Anne Imhof anchors all the diverse mediums that she works with – video, music, installation, sculpture, etchings, drawings and painting – in performance. For her, performance becomes the central process for generating art and the performances that she stages are rehearsed, outfitted with props, sketched and catalogued in ways that expand beyond the classic formula of “audience-event-documentation.” Any new performance is rooted in one that has already taken place, either as a new version or work that has sprouted from a specific gesture or fragment from a past performance or rehearsal. This way of working extends to her sculptures, drawings and etchings. An idea that arrives through a performance is then translated into a different medium, thus giving her practice a cyclical characteristic. In RAGE, the bodies of the performers share proximity without touch, a characteristic also of Imhof’s graphic and sculptural works, in which bodies are streaked by colour and word sequences. Re-appearing in other works, they heat up and abate, like a choir in rehearsal.
Her etchings on black alu dibond panels, such as Pleasure, 201 4, have a strong physical presence without being explicitly expressive. The marks they wear suggest scrapes and bruises. To title such scratches Pleasure is, of course, one part ironic and one part demonstrative of Imhof’s interest in “the relation between dominance and submission.” When exhibited and hung at the right height, they resemble the lines left by a key that someone has let dig and scrape along the shiny. This produces a tension between the imagined act, disturbed and violent, and the lines themselves, which elegantly skate along the panels. There is a similar tension in the sculpture Cobra, 201 4, where a toothbrush is wrapped in tape, alabaster, and black acrylic to look vicious, dangerous, not something you would want to put in your mouth. The toothbrush, which signifies the mouth, here dresses up like a snake, bringing us back to the notion of a performance.
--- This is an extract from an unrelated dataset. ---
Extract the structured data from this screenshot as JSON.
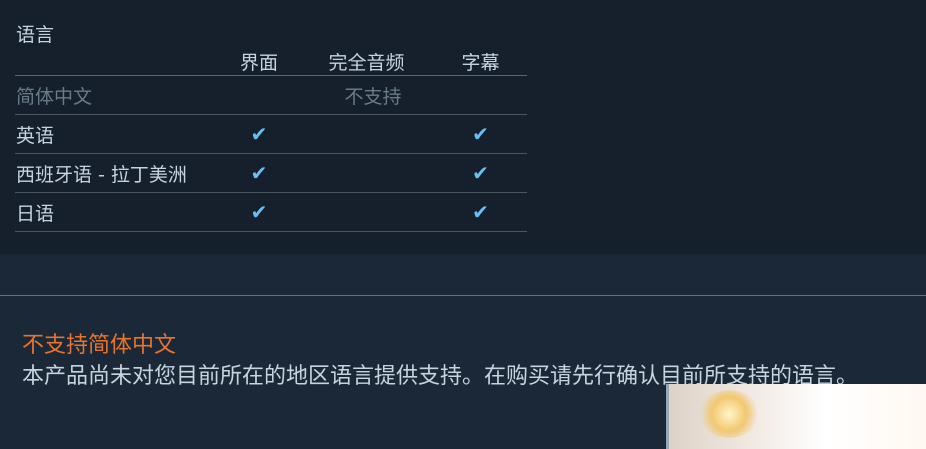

After first relocating to Europe in 2005, Bibby worked annual gigs at Frieze. When digging a hole in Regent’s Park, he stumbled upon shards of oyster shells, which triggered him to research the history of the exchange and labour processes surrounding oysters in London. Plentiful to the British coast, oysters were once a common everyday food for the working-class until their overharvesting in the 20th century turned them into a luxury food item. In fact, the Roman Empire used to import oysters from London. Invited by Frieze Projects in 201 3, Bibby used this desirable shell-fish to respond to the infrastructure of the art fair, practicing a sort of institutional critique that revealed and questioned the fair’s social structures. Before the fair, together with a professional oyster shucker, Bibby staged an action in which he handed out oysters on the half shell to building staff and fair workers. He then collected their shells and displayed them in the fair’s public areas, outside of the tent, alongside shells from a second action which he produced in collaboration with If I Can’t Dance, I Don’t Want to Be Part of Your Revolution, the Amsterdam-based performance platform.
After Frieze London, Bibby continued to work with the oyster shells by using them literally as the foundation for a series of sculptures. He set the oysters in cement and these blocks of cement form the legs of sculptures of park benches. All from 201 4, each bench is assigned a colour and the name of a city that Bibby has worked in for his book project The Drumhead, such as Bregenz Winter (Goodbye & Good luck), London Brown II (+4475069767627), and NYBlack ( ). The bracketed text appears both in the title and, engraved on a plaque, on the bench itself. For London Brown II, the bracketed title of a phone number suggests calling cards, phone numbers scribbled in bathroom stalls and public benches, meeting points, gay cruising areas in parks. Where do people meet? How? Not made in a uniform size or with the plaques installed in the same spot (sometimes it appears on the seat of the bench, other times on the back), the sculptures defy a single standard. From the shells of fresh oysters served to workers on the grounds of a park to the legs of a park bench, this project generates a cycle, and now the English oysters return to London.